[What to work on] An identical copy of all the entries is the required result.
------------------------------------------------
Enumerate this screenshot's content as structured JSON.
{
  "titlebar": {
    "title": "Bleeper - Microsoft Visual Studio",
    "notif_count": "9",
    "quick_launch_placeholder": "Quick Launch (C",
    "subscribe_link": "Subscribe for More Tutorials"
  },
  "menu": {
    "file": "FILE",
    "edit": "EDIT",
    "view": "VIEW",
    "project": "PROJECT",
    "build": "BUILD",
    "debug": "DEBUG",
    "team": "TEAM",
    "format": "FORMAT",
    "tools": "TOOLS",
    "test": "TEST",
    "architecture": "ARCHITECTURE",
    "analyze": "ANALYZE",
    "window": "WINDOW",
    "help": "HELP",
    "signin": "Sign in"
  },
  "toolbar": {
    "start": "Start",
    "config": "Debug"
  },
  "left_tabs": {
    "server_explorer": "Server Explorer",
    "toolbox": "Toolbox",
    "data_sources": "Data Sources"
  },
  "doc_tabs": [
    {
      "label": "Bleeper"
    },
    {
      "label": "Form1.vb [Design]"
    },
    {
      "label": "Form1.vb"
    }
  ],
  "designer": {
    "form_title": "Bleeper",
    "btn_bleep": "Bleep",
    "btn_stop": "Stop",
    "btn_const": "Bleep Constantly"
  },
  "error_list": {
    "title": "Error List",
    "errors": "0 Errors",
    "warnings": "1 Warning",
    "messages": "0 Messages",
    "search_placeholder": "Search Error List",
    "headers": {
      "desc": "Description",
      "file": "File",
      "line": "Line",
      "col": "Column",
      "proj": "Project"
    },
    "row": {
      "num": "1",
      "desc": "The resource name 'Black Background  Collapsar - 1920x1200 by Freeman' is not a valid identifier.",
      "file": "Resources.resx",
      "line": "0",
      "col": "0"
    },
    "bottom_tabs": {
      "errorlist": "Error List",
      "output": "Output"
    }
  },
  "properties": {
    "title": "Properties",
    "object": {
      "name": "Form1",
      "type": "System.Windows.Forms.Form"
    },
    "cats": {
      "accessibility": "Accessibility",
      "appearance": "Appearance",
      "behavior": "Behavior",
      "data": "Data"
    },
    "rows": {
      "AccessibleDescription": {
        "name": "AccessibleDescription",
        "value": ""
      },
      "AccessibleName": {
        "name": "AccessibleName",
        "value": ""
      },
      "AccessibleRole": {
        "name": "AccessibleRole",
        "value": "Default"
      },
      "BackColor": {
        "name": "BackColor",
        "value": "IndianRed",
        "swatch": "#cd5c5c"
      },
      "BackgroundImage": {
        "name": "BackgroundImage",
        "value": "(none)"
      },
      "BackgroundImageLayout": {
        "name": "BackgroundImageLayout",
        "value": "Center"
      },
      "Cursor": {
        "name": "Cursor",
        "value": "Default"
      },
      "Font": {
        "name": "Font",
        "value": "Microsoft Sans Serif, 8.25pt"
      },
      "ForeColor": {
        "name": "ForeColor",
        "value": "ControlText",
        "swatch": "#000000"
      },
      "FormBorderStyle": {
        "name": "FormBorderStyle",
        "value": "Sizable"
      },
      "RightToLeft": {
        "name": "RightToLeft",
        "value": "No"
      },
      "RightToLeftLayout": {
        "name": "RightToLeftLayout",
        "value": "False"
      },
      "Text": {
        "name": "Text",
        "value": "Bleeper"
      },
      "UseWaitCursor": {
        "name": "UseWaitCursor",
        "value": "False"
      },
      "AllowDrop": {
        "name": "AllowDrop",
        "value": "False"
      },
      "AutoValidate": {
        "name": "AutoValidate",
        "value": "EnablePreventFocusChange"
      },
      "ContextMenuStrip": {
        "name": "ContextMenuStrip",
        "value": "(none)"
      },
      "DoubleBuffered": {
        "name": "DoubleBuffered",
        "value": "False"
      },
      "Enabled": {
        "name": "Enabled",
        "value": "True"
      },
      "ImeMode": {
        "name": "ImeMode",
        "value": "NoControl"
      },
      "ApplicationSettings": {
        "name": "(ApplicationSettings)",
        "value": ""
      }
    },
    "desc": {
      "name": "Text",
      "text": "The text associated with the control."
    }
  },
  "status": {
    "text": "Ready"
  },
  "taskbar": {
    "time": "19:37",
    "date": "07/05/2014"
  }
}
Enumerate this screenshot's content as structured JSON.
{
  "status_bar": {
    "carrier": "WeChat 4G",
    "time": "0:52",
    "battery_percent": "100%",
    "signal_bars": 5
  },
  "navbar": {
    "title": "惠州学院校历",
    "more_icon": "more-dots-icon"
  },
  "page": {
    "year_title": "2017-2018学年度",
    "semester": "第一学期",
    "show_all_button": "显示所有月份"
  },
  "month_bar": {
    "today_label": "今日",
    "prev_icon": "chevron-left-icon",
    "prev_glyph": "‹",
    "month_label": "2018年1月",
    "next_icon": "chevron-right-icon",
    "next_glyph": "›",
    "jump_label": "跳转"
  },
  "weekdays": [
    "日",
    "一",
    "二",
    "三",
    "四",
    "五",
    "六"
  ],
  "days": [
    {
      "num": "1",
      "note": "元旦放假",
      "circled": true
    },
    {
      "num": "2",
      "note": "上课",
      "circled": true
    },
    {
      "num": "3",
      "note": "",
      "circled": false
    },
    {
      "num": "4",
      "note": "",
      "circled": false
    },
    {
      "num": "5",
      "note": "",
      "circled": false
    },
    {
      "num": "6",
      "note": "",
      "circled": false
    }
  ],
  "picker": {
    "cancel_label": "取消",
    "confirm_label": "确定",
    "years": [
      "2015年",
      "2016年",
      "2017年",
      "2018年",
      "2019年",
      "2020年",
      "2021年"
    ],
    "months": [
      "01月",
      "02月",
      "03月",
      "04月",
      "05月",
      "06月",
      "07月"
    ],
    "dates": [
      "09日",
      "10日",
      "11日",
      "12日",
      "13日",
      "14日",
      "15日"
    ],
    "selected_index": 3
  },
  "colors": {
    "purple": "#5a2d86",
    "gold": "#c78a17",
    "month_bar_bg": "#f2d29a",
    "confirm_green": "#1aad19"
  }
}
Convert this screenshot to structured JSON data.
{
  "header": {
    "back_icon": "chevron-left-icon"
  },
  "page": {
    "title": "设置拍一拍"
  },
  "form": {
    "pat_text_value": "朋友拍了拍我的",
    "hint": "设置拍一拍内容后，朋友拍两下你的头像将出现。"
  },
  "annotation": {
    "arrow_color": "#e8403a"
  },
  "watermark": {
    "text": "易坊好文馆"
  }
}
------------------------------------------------
[Exercise answer]
Enumerate this screenshot's content as structured JSON.
{
  "titlebar": {
    "title": "Bleeper - Microsoft Visual Studio",
    "notif_count": "9",
    "quick_launch_placeholder": "Quick Launch (C",
    "subscribe_link": "Subscribe for More Tutorials"
  },
  "menu": {
    "file": "FILE",
    "edit": "EDIT",
    "view": "VIEW",
    "project": "PROJECT",
    "build": "BUILD",
    "debug": "DEBUG",
    "team": "TEAM",
    "format": "FORMAT",
    "tools": "TOOLS",
    "test": "TEST",
    "architecture": "ARCHITECTURE",
    "analyze": "ANALYZE",
    "window": "WINDOW",
    "help": "HELP",
    "signin": "Sign in"
  },
  "toolbar": {
    "start": "Start",
    "config": "Debug"
  },
  "left_tabs": {
    "server_explorer": "Server Explorer",
    "toolbox": "Toolbox",
    "data_sources": "Data Sources"
  },
  "doc_tabs": [
    {
      "label": "Bleeper"
    },
    {
      "label": "Form1.vb [Design]"
    },
    {
      "label": "Form1.vb"
    }
  ],
  "designer": {
    "form_title": "Bleeper",
    "btn_bleep": "Bleep",
    "btn_stop": "Stop",
    "btn_const": "Bleep Constantly"
  },
  "error_list": {
    "title": "Error List",
    "errors": "0 Errors",
    "warnings": "1 Warning",
    "messages": "0 Messages",
    "search_placeholder": "Search Error List",
    "headers": {
      "desc": "Description",
      "file": "File",
      "line": "Line",
      "col": "Column",
      "proj": "Project"
    },
    "row": {
      "num": "1",
      "desc": "The resource name 'Black Background  Collapsar - 1920x1200 by Freeman' is not a valid identifier.",
      "file": "Resources.resx",
      "line": "0",
      "col": "0"
    },
    "bottom_tabs": {
      "errorlist": "Error List",
      "output": "Output"
    }
  },
  "properties": {
    "title": "Properties",
    "object": {
      "name": "Form1",
      "type": "System.Windows.Forms.Form"
    },
    "cats": {
      "accessibility": "Accessibility",
      "appearance": "Appearance",
      "behavior": "Behavior",
      "data": "Data"
    },
    "rows": {
      "AccessibleDescription": {
        "name": "AccessibleDescription",
        "value": ""
      },
      "AccessibleName": {
        "name": "AccessibleName",
        "value": ""
      },
      "AccessibleRole": {
        "name": "AccessibleRole",
        "value": "Default"
      },
      "BackColor": {
        "name": "BackColor",
        "value": "IndianRed",
        "swatch": "#cd5c5c"
      },
      "BackgroundImage": {
        "name": "BackgroundImage",
        "value": "(none)"
      },
      "BackgroundImageLayout": {
        "name": "BackgroundImageLayout",
        "value": "Center"
      },
      "Cursor": {
        "name": "Cursor",
        "value": "Default"
      },
      "Font": {
        "name": "Font",
        "value": "Microsoft Sans Serif, 8.25pt"
      },
      "ForeColor": {
        "name": "ForeColor",
        "value": "ControlText",
        "swatch": "#000000"
      },
      "FormBorderStyle": {
        "name": "FormBorderStyle",
        "value": "Sizable"
      },
      "RightToLeft": {
        "name": "RightToLeft",
        "value": "No"
      },
      "RightToLeftLayout": {
        "name": "RightToLeftLayout",
        "value": "False"
      },
      "Text": {
        "name": "Text",
        "value": "Bleeper"
      },
      "UseWaitCursor": {
        "name": "UseWaitCursor",
        "value": "False"
      },
      "AllowDrop": {
        "name": "AllowDrop",
        "value": "False"
      },
      "AutoValidate": {
        "name": "AutoValidate",
        "value": "EnablePreventFocusChange"
      },
      "ContextMenuStrip": {
        "name": "ContextMenuStrip",
        "value": "(none)"
      },
      "DoubleBuffered": {
        "name": "DoubleBuffered",
        "value": "False"
      },
      "Enabled": {
        "name": "Enabled",
        "value": "True"
      },
      "ImeMode": {
        "name": "ImeMode",
        "value": "NoControl"
      },
      "ApplicationSettings": {
        "name": "(ApplicationSettings)",
        "value": ""
      }
    },
    "desc": {
      "name": "Text",
      "text": "The text associated with the control."
    }
  },
  "status": {
    "text": "Ready"
  },
  "taskbar": {
    "time": "19:37",
    "date": "07/05/2014"
  }
}
Enumerate this screenshot's content as structured JSON.
{
  "status_bar": {
    "carrier": "WeChat 4G",
    "time": "0:52",
    "battery_percent": "100%",
    "signal_bars": 5
  },
  "navbar": {
    "title": "惠州学院校历",
    "more_icon": "more-dots-icon"
  },
  "page": {
    "year_title": "2017-2018学年度",
    "semester": "第一学期",
    "show_all_button": "显示所有月份"
  },
  "month_bar": {
    "today_label": "今日",
    "prev_icon": "chevron-left-icon",
    "prev_glyph": "‹",
    "month_label": "2018年1月",
    "next_icon": "chevron-right-icon",
    "next_glyph": "›",
    "jump_label": "跳转"
  },
  "weekdays": [
    "日",
    "一",
    "二",
    "三",
    "四",
    "五",
    "六"
  ],
  "days": [
    {
      "num": "1",
      "note": "元旦放假",
      "circled": true
    },
    {
      "num": "2",
      "note": "上课",
      "circled": true
    },
    {
      "num": "3",
      "note": "",
      "circled": false
    },
    {
      "num": "4",
      "note": "",
      "circled": false
    },
    {
      "num": "5",
      "note": "",
      "circled": false
    },
    {
      "num": "6",
      "note": "",
      "circled": false
    }
  ],
  "picker": {
    "cancel_label": "取消",
    "confirm_label": "确定",
    "years": [
      "2015年",
      "2016年",
      "2017年",
      "2018年",
      "2019年",
      "2020年",
      "2021年"
    ],
    "months": [
      "01月",
      "02月",
      "03月",
      "04月",
      "05月",
      "06月",
      "07月"
    ],
    "dates": [
      "09日",
      "10日",
      "11日",
      "12日",
      "13日",
      "14日",
      "15日"
    ],
    "selected_index": 3
  },
  "colors": {
    "purple": "#5a2d86",
    "gold": "#c78a17",
    "month_bar_bg": "#f2d29a",
    "confirm_green": "#1aad19"
  }
}
Convert this screenshot to structured JSON data.
{
  "header": {
    "back_icon": "chevron-left-icon"
  },
  "page": {
    "title": "设置拍一拍"
  },
  "form": {
    "pat_text_value": "朋友拍了拍我的",
    "hint": "设置拍一拍内容后，朋友拍两下你的头像将出现。"
  },
  "annotation": {
    "arrow_color": "#e8403a"
  },
  "watermark": {
    "text": "易坊好文馆"
  }
}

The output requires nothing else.